5. Women's shelter. She spoke with a counselor at the shelter who helped with the plan and recommended an attorney. She had an initial visit and a restraining order was set up to be filed on the day she left. If he broke the restraining order there would be no second chance. The police would be called and charges filed, no matter what he said or how much he begged and promised to change. This was her new life and SHE was going to be in control.
6. She had her cell phone number changed the day she left and the new number was unlisted. She also added 911 to her speed dial.
Camille made the break and today is remarried to a “wonderfully sweet man”. She is the manager of a large art studio and is due to deliver a new baby any day now. Sometimes there really are happy endings.

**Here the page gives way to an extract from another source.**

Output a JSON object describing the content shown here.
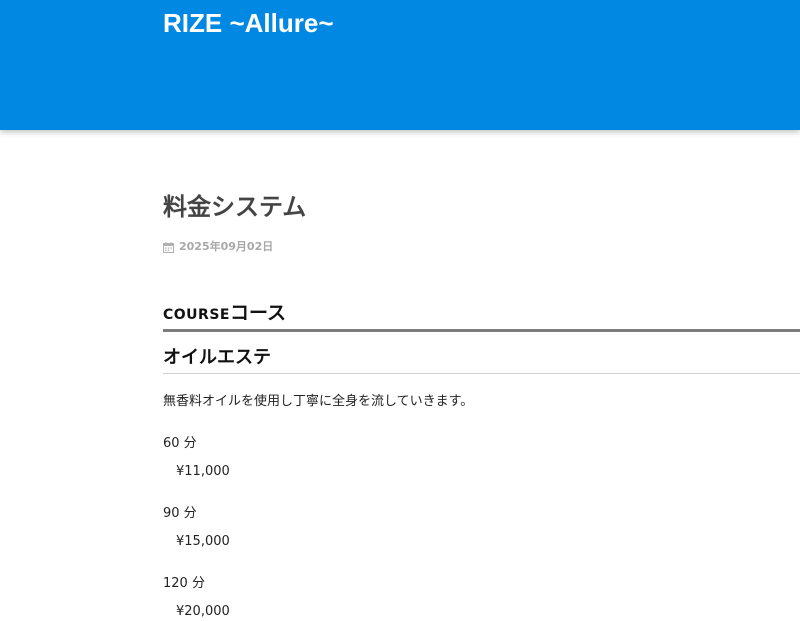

Domestic violence can happen to anyone, anywhere and at any time. Being in tune and acknowledging an abusive relationship for what it is, can often get you out in time, before you become completely enmeshed. Life should never be lived in fear, especially at the hands of someone you love and who professes to love you. You don’t want "But I loved him!" engraved on your tombstone. If you need help, call the National Domestic Violence hotline, 1.800.799.SAFE (7233).
Author's note: All of the stories depicted here are true. The names and, at times, certain details have been changed to preserve confidentiality. Dozens of domestic violence stories have been sent in to my website. Here are a few:
Maud Wants To Escape Her Abusive Marriage
Shand'e Vows Never To Be Silent Again
You CAN Leave An Abusive Marriage!
Will Nicky's Boyfriend Follow Through With HIs Threats If She Leaves?
Camellia Has An Abusive Fiancé
Leila Feels Trapped In Domestic Violence
Fay's Ex-Fiancé Is Sorry For His Abuse
The Face Of Domestic Violence